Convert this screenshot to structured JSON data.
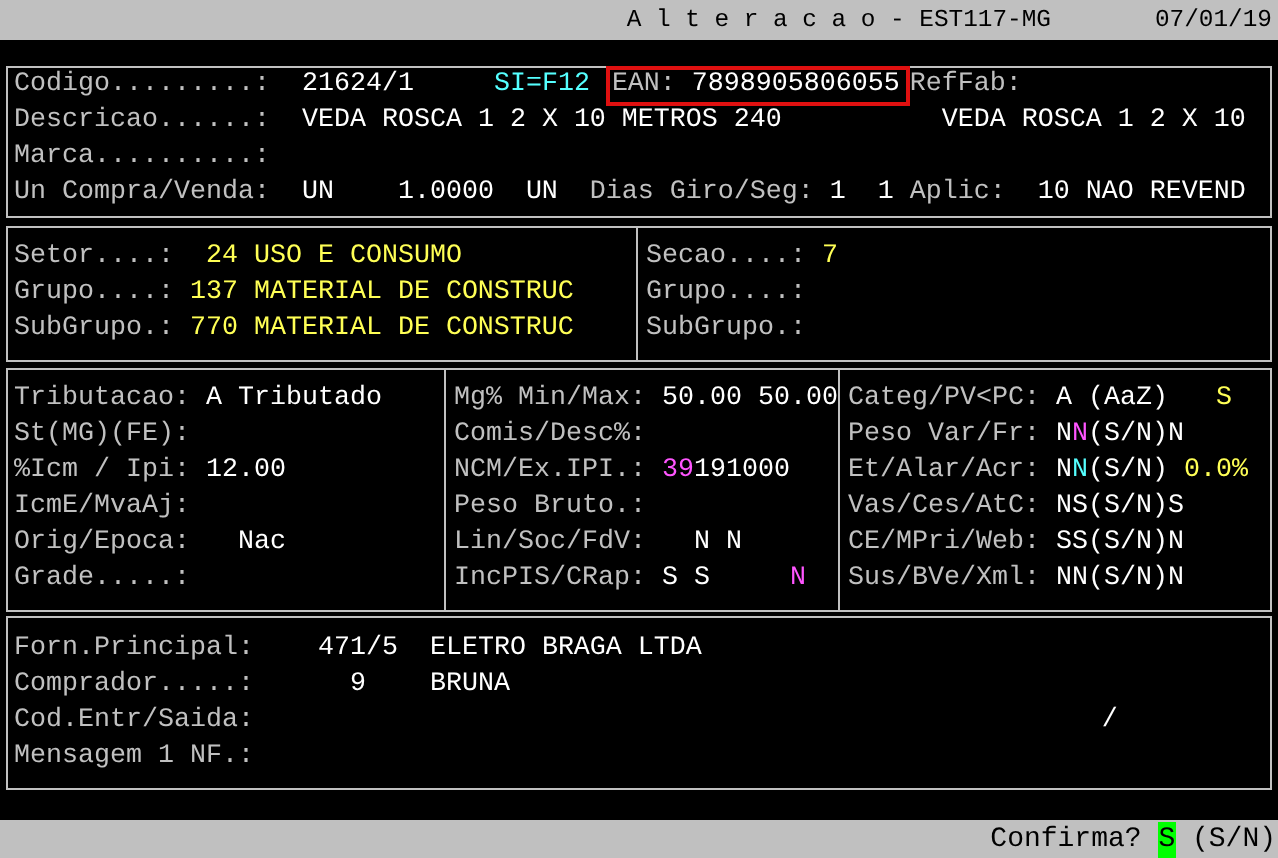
{
  "title_bar": {
    "title": "A l t e r a c a o - EST117-MG",
    "date": "07/01/19"
  },
  "panels": [
    {
      "columns": [
        {
          "fields": [
            {
              "label": "Codigo.........:",
              "items": [
                {
                  "text": "21624/1",
                  "kind": "value"
                },
                {
                  "text": "SI=F12",
                  "kind": "cyan"
                },
                {
                  "kind": "frame",
                  "parts": [
                    {
                      "text": "EAN:",
                      "kind": "label"
                    },
                    {
                      "text": "7898905806055",
                      "kind": "value"
                    }
                  ]
                },
                {
                  "text": "RefFab:",
                  "kind": "label"
                }
              ]
            },
            {
              "label": "Descricao......:",
              "items": [
                {
                  "text": "VEDA ROSCA 1 2 X 10 METROS 240",
                  "kind": "value"
                },
                {
                  "text": "VEDA ROSCA 1 2 X 10",
                  "kind": "value"
                }
              ]
            },
            {
              "label": "Marca..........:"
            },
            {
              "label": "Un Compra/Venda:",
              "items": [
                {
                  "text": "UN",
                  "kind": "value"
                },
                {
                  "text": "1.0000",
                  "kind": "value"
                },
                {
                  "text": "UN",
                  "kind": "value"
                },
                {
                  "text": "Dias Giro/Seg:",
                  "kind": "label"
                },
                {
                  "text": "1",
                  "kind": "value"
                },
                {
                  "text": "1",
                  "kind": "value"
                },
                {
                  "text": "Aplic:",
                  "kind": "label"
                },
                {
                  "text": "10 NAO REVEND",
                  "kind": "value"
                }
              ]
            }
          ]
        }
      ]
    },
    {
      "columns": [
        {
          "fields": [
            {
              "label": "Setor....:",
              "items": [
                {
                  "text": "24 USO E CONSUMO",
                  "kind": "yellow"
                }
              ]
            },
            {
              "label": "Grupo....:",
              "items": [
                {
                  "text": "137 MATERIAL DE CONSTRUC",
                  "kind": "yellow"
                }
              ]
            },
            {
              "label": "SubGrupo.:",
              "items": [
                {
                  "text": "770 MATERIAL DE CONSTRUC",
                  "kind": "yellow"
                }
              ]
            }
          ]
        },
        {
          "fields": [
            {
              "label": "Secao....:",
              "items": [
                {
                  "text": "7",
                  "kind": "yellow"
                }
              ]
            },
            {
              "label": "Grupo....:"
            },
            {
              "label": "SubGrupo.:"
            }
          ]
        }
      ]
    },
    {
      "columns": [
        {
          "fields": [
            {
              "label": "Tributacao:",
              "items": [
                {
                  "text": "A Tributado",
                  "kind": "value"
                }
              ]
            },
            {
              "label": "St(MG)(FE):"
            },
            {
              "label": "%Icm / Ipi:",
              "items": [
                {
                  "text": "12.00",
                  "kind": "value"
                }
              ]
            },
            {
              "label": "IcmE/MvaAj:"
            },
            {
              "label": "Orig/Epoca:",
              "items": [
                {
                  "text": "Nac",
                  "kind": "value"
                }
              ]
            },
            {
              "label": "Grade.....:"
            }
          ]
        },
        {
          "fields": [
            {
              "label": "Mg% Min/Max:",
              "items": [
                {
                  "text": "50.00",
                  "kind": "value"
                },
                {
                  "text": "50.00",
                  "kind": "value"
                }
              ]
            },
            {
              "label": "Comis/Desc%:"
            },
            {
              "label": "NCM/Ex.IPI.:",
              "items": [
                {
                  "text": "39",
                  "kind": "magenta"
                },
                {
                  "text": "191000",
                  "kind": "value"
                }
              ]
            },
            {
              "label": "Peso Bruto.:"
            },
            {
              "label": "Lin/Soc/FdV:",
              "items": [
                {
                  "text": "N",
                  "kind": "value"
                },
                {
                  "text": "N",
                  "kind": "value"
                }
              ]
            },
            {
              "label": "IncPIS/CRap:",
              "items": [
                {
                  "text": "S",
                  "kind": "value"
                },
                {
                  "text": "S",
                  "kind": "value"
                },
                {
                  "text": "N",
                  "kind": "magenta"
                }
              ]
            }
          ]
        },
        {
          "fields": [
            {
              "label": "Categ/PV<PC:",
              "items": [
                {
                  "text": "A (AaZ)",
                  "kind": "value"
                },
                {
                  "text": "S",
                  "kind": "yellow"
                }
              ]
            },
            {
              "label": "Peso Var/Fr:",
              "items": [
                {
                  "text": "N",
                  "kind": "value"
                },
                {
                  "text": "N",
                  "kind": "magenta"
                },
                {
                  "text": "(S/N)N",
                  "kind": "value"
                }
              ]
            },
            {
              "label": "Et/Alar/Acr:",
              "items": [
                {
                  "text": "N",
                  "kind": "value"
                },
                {
                  "text": "N",
                  "kind": "cyan"
                },
                {
                  "text": "(S/N)",
                  "kind": "value"
                },
                {
                  "text": "0.0%",
                  "kind": "yellow"
                }
              ]
            },
            {
              "label": "Vas/Ces/AtC:",
              "items": [
                {
                  "text": "NS(S/N)S",
                  "kind": "value"
                }
              ]
            },
            {
              "label": "CE/MPri/Web:",
              "items": [
                {
                  "text": "SS(S/N)N",
                  "kind": "value"
                }
              ]
            },
            {
              "label": "Sus/BVe/Xml:",
              "items": [
                {
                  "text": "NN(S/N)N",
                  "kind": "value"
                }
              ]
            }
          ]
        }
      ]
    },
    {
      "columns": [
        {
          "fields": [
            {
              "label": "Forn.Principal:",
              "items": [
                {
                  "text": "471/5",
                  "kind": "value"
                },
                {
                  "text": "ELETRO BRAGA LTDA",
                  "kind": "value"
                }
              ]
            },
            {
              "label": "Comprador.....:",
              "items": [
                {
                  "text": "9",
                  "kind": "value"
                },
                {
                  "text": "BRUNA",
                  "kind": "value"
                }
              ]
            },
            {
              "label": "Cod.Entr/Saida:",
              "items": [
                {
                  "text": "/",
                  "kind": "value"
                }
              ]
            },
            {
              "label": "Mensagem 1 NF.:"
            }
          ]
        }
      ]
    }
  ],
  "status_bar": {
    "prompt": "Confirma?",
    "answer": "S",
    "options": "(S/N)"
  }
}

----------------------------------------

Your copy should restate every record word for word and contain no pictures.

Output —
Convert this screenshot to structured JSON data.
{
  "title_bar": {
    "title": "A l t e r a c a o - EST117-MG",
    "date": "07/01/19"
  },
  "panels": [
    {
      "columns": [
        {
          "fields": [
            {
              "label": "Codigo.........:",
              "items": [
                {
                  "text": "21624/1",
                  "kind": "value"
                },
                {
                  "text": "SI=F12",
                  "kind": "cyan"
                },
                {
                  "kind": "frame",
                  "parts": [
                    {
                      "text": "EAN:",
                      "kind": "label"
                    },
                    {
                      "text": "7898905806055",
                      "kind": "value"
                    }
                  ]
                },
                {
                  "text": "RefFab:",
                  "kind": "label"
                }
              ]
            },
            {
              "label": "Descricao......:",
              "items": [
                {
                  "text": "VEDA ROSCA 1 2 X 10 METROS 240",
                  "kind": "value"
                },
                {
                  "text": "VEDA ROSCA 1 2 X 10",
                  "kind": "value"
                }
              ]
            },
            {
              "label": "Marca..........:"
            },
            {
              "label": "Un Compra/Venda:",
              "items": [
                {
                  "text": "UN",
                  "kind": "value"
                },
                {
                  "text": "1.0000",
                  "kind": "value"
                },
                {
                  "text": "UN",
                  "kind": "value"
                },
                {
                  "text": "Dias Giro/Seg:",
                  "kind": "label"
                },
                {
                  "text": "1",
                  "kind": "value"
                },
                {
                  "text": "1",
                  "kind": "value"
                },
                {
                  "text": "Aplic:",
                  "kind": "label"
                },
                {
                  "text": "10 NAO REVEND",
                  "kind": "value"
                }
              ]
            }
          ]
        }
      ]
    },
    {
      "columns": [
        {
          "fields": [
            {
              "label": "Setor....:",
              "items": [
                {
                  "text": "24 USO E CONSUMO",
                  "kind": "yellow"
                }
              ]
            },
            {
              "label": "Grupo....:",
              "items": [
                {
                  "text": "137 MATERIAL DE CONSTRUC",
                  "kind": "yellow"
                }
              ]
            },
            {
              "label": "SubGrupo.:",
              "items": [
                {
                  "text": "770 MATERIAL DE CONSTRUC",
                  "kind": "yellow"
                }
              ]
            }
          ]
        },
        {
          "fields": [
            {
              "label": "Secao....:",
              "items": [
                {
                  "text": "7",
                  "kind": "yellow"
                }
              ]
            },
            {
              "label": "Grupo....:"
            },
            {
              "label": "SubGrupo.:"
            }
          ]
        }
      ]
    },
    {
      "columns": [
        {
          "fields": [
            {
              "label": "Tributacao:",
              "items": [
                {
                  "text": "A Tributado",
                  "kind": "value"
                }
              ]
            },
            {
              "label": "St(MG)(FE):"
            },
            {
              "label": "%Icm / Ipi:",
              "items": [
                {
                  "text": "12.00",
                  "kind": "value"
                }
              ]
            },
            {
              "label": "IcmE/MvaAj:"
            },
            {
              "label": "Orig/Epoca:",
              "items": [
                {
                  "text": "Nac",
                  "kind": "value"
                }
              ]
            },
            {
              "label": "Grade.....:"
            }
          ]
        },
        {
          "fields": [
            {
              "label": "Mg% Min/Max:",
              "items": [
                {
                  "text": "50.00",
                  "kind": "value"
                },
                {
                  "text": "50.00",
                  "kind": "value"
                }
              ]
            },
            {
              "label": "Comis/Desc%:"
            },
            {
              "label": "NCM/Ex.IPI.:",
              "items": [
                {
                  "text": "39",
                  "kind": "magenta"
                },
                {
                  "text": "191000",
                  "kind": "value"
                }
              ]
            },
            {
              "label": "Peso Bruto.:"
            },
            {
              "label": "Lin/Soc/FdV:",
              "items": [
                {
                  "text": "N",
                  "kind": "value"
                },
                {
                  "text": "N",
                  "kind": "value"
                }
              ]
            },
            {
              "label": "IncPIS/CRap:",
              "items": [
                {
                  "text": "S",
                  "kind": "value"
                },
                {
                  "text": "S",
                  "kind": "value"
                },
                {
                  "text": "N",
                  "kind": "magenta"
                }
              ]
            }
          ]
        },
        {
          "fields": [
            {
              "label": "Categ/PV<PC:",
              "items": [
                {
                  "text": "A (AaZ)",
                  "kind": "value"
                },
                {
                  "text": "S",
                  "kind": "yellow"
                }
              ]
            },
            {
              "label": "Peso Var/Fr:",
              "items": [
                {
                  "text": "N",
                  "kind": "value"
                },
                {
                  "text": "N",
                  "kind": "magenta"
                },
                {
                  "text": "(S/N)N",
                  "kind": "value"
                }
              ]
            },
            {
              "label": "Et/Alar/Acr:",
              "items": [
                {
                  "text": "N",
                  "kind": "value"
                },
                {
                  "text": "N",
                  "kind": "cyan"
                },
                {
                  "text": "(S/N)",
                  "kind": "value"
                },
                {
                  "text": "0.0%",
                  "kind": "yellow"
                }
              ]
            },
            {
              "label": "Vas/Ces/AtC:",
              "items": [
                {
                  "text": "NS(S/N)S",
                  "kind": "value"
                }
              ]
            },
            {
              "label": "CE/MPri/Web:",
              "items": [
                {
                  "text": "SS(S/N)N",
                  "kind": "value"
                }
              ]
            },
            {
              "label": "Sus/BVe/Xml:",
              "items": [
                {
                  "text": "NN(S/N)N",
                  "kind": "value"
                }
              ]
            }
          ]
        }
      ]
    },
    {
      "columns": [
        {
          "fields": [
            {
              "label": "Forn.Principal:",
              "items": [
                {
                  "text": "471/5",
                  "kind": "value"
                },
                {
                  "text": "ELETRO BRAGA LTDA",
                  "kind": "value"
                }
              ]
            },
            {
              "label": "Comprador.....:",
              "items": [
                {
                  "text": "9",
                  "kind": "value"
                },
                {
                  "text": "BRUNA",
                  "kind": "value"
                }
              ]
            },
            {
              "label": "Cod.Entr/Saida:",
              "items": [
                {
                  "text": "/",
                  "kind": "value"
                }
              ]
            },
            {
              "label": "Mensagem 1 NF.:"
            }
          ]
        }
      ]
    }
  ],
  "status_bar": {
    "prompt": "Confirma?",
    "answer": "S",
    "options": "(S/N)"
  }
}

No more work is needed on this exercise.